As the March Madness season approaches, teams and fans alike are prepping for another intense season.
Behind every team and every win, a coach is earning millions in salaries and bonuses, while top players are working for free.
According to USA Today’s NCAAB Coach Salary database for the 2019–20 season, the top ten highest paid coaches are earning upwards of $3 million to $8 million. University of Kentucky’s John Calipari is the highest paid among all NCAAB coaches, earning $8,208,000 in total pay and bonuses. However, outside of Calipari’s base salary and bonuses are also added luxury benefits including private flights, vehicle stipends, phone stipends and country club memberships.
In addition to their multi-million salaries and bonuses, NCAA coaches’ contracts also include a “buyout” amount, which is the severance money coaches are guaranteed if they are fired. John Calipari’s buyout alone is $60.3 million.
The main argument for these large salaries and benefits are the coaches’ ability to recruit top players, bringing in large profits for the university. Additionally, recruitment itself is also an expensive endeavor. Between Sept. 1, 2016 and Jan. 30, 2019, the University of Kentucky spent more than $1.4 million on recruitment trips alone.

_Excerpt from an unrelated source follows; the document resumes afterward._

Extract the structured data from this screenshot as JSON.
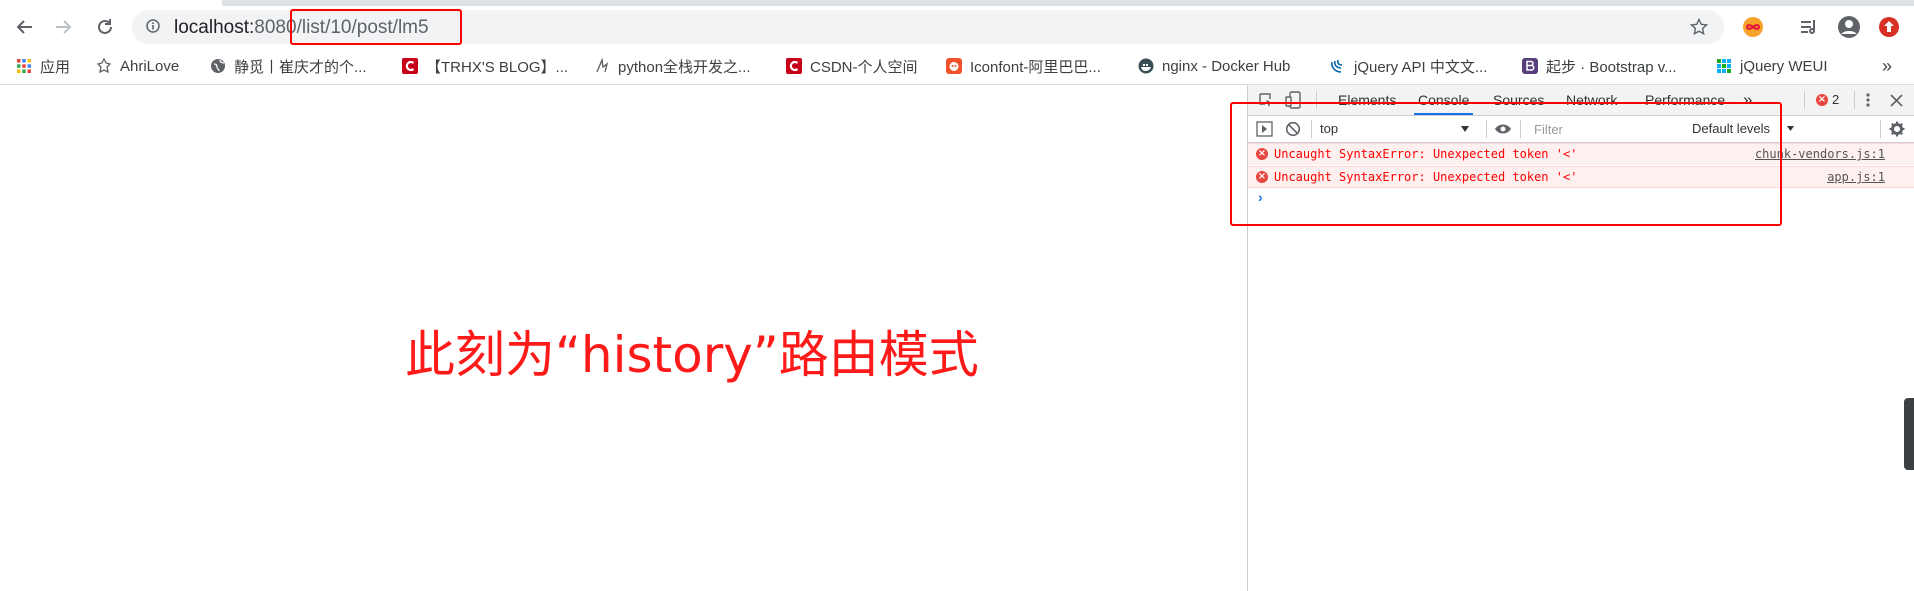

Despite this extremely lucrative and expensive industry, college athletes are still not given any compensation outside of scholarships and what are considered “education-related benefits.”
This brings up the age-old question of should college athletes be paid? As of today, regardless of the athletes’ talent, skill, likeness and labor, they are provided no payment for what is practically a full-time job.
However, in the Supreme Court case, NCAA vs. Alston (2020), lawyers of multiple NCAA players are challenging this issue, claiming that the NCAA is violating antitrust laws by depriving players from receiving compensation. A decision for this case is expected in June of this year.